Captive insurers insuring employee benefit risks will be required to demonstrate more robust governance and risk management as well hold higher capital reserves as a result of Solvency II’s second pillar, warns Towers Watson.

The consultancy says around a quarter of single-owner captives are domiciled in either the European Union or in Bermuda, which has recently opted for a modified version of Solvency II. These captives will be affected by the implications of Solvency II, which is due to take effect from January 1, 2014.

Towers Watson says Solvency II governance requirements will create additional work for captive management, although additional employee benefit programme governance and risk management should not add appreciably to the existing costs of Solvency II and compliance for existing property and casualty captives.

Under Solvency II, captive board members have to understand the business they are writing, as well as the associated operating and investments risks.
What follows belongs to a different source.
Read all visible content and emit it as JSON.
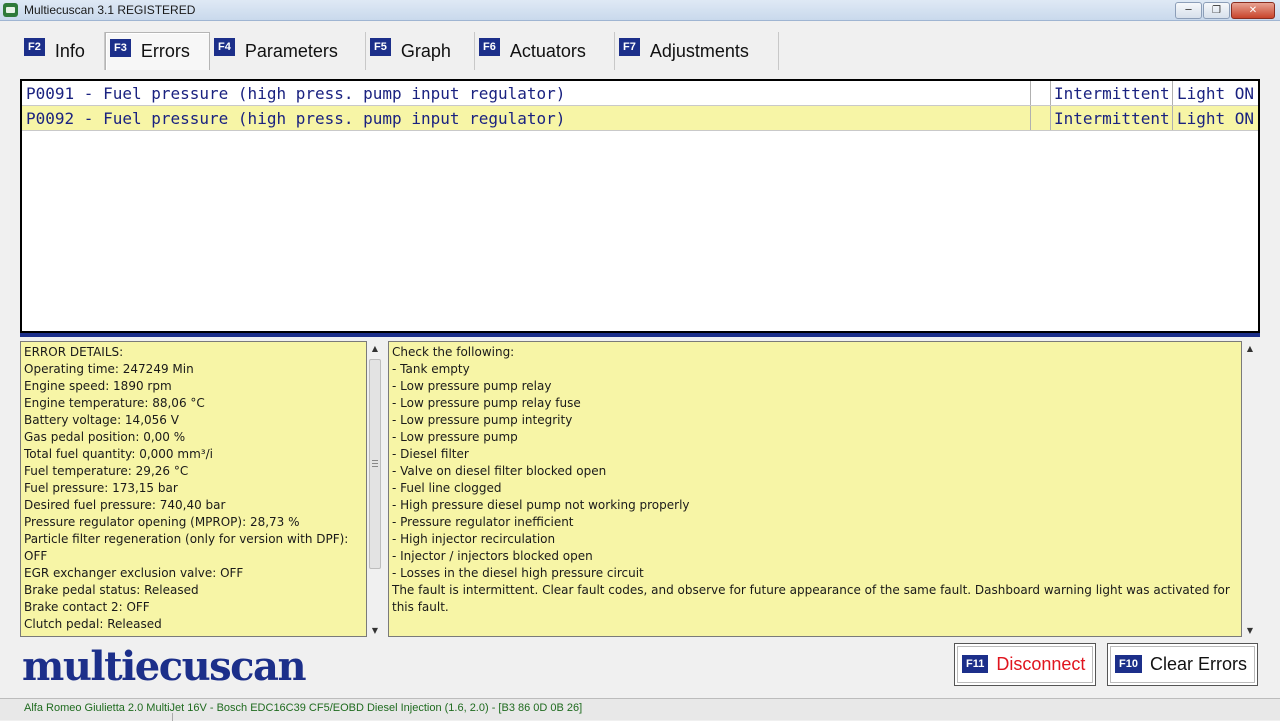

Towers Watson suggests that risk management of employee benefit risks is different from P&C risks.

Towers Watson director Mark Cook says: “Until now the greatest concern for captive managers about Solvency II has been the solvency capital requirement and the implications of the solvency margin standard formula for the balance between risk retention, capital and reinsurance. Now, captive owners realise that improved governance and control also matter, especially when those captives are writing employee benefit risks. To date, employee benefit risks are not commonplace risks to be found financed via captives but this is changing fast. They have different risk profiles to most of captives’ ‘normal’ property & casualty business so captive boards are starting to recognise that they need specialist benefits expertise and advice. We are seeing captive owners starting to focus on the governance and risk management aspects of Solvency II, to be in a good position for when Solvency II comes into effect. One note of caution that has not been clarified as of yet is that the long-term reserving requirements for benefits paid out as annuities are still an area under debate.

“Governance and risk management requirements can have a serious effect on captives’ operations. However, one thing it doesn’t imply is to relocate an EU-based captive to a low-regulation alternative domicile. The fact that regulators are now more focused on avoiding regulatory shopping means that there will be more uniformity. Although there are additional requirements coming into play that weren’t around a few years back, the improved framework should enhance the long-term success of captive programmes if well thought through.”

“We see many captives that write employee benefits risks having governance frameworks in place already. For example, many will have a captive board sub-committee that has specialist employee benefits knowledge. This committee will focus on the employee benefit risks and advise on a variety of topics such as underwriting, pricing, reporting and provider service levels. So this area under Solvency II will be an extension or formalisation of current best practice.” 

“In the case of a captive’s typical P&C risk exposure, the risks are often highly unpredictable and potentially very volatile, whereas employee benefit risks are somewhat more predictable, higher frequency and lower volatility in comparison. Captives writing employee benefit risks should therefore seek to understand the risks of their employee benefit business, determine how they may adversely affect the captive and then take the appropriate risk management steps.

“Governance and the risk management of employee benefit programmes in captives will require specialised knowledge and experience. On a positive note; introducing employee benefit risks can reduce the risk of the captive becoming insolvent by the addition of an essentially uncorrelated line of business.”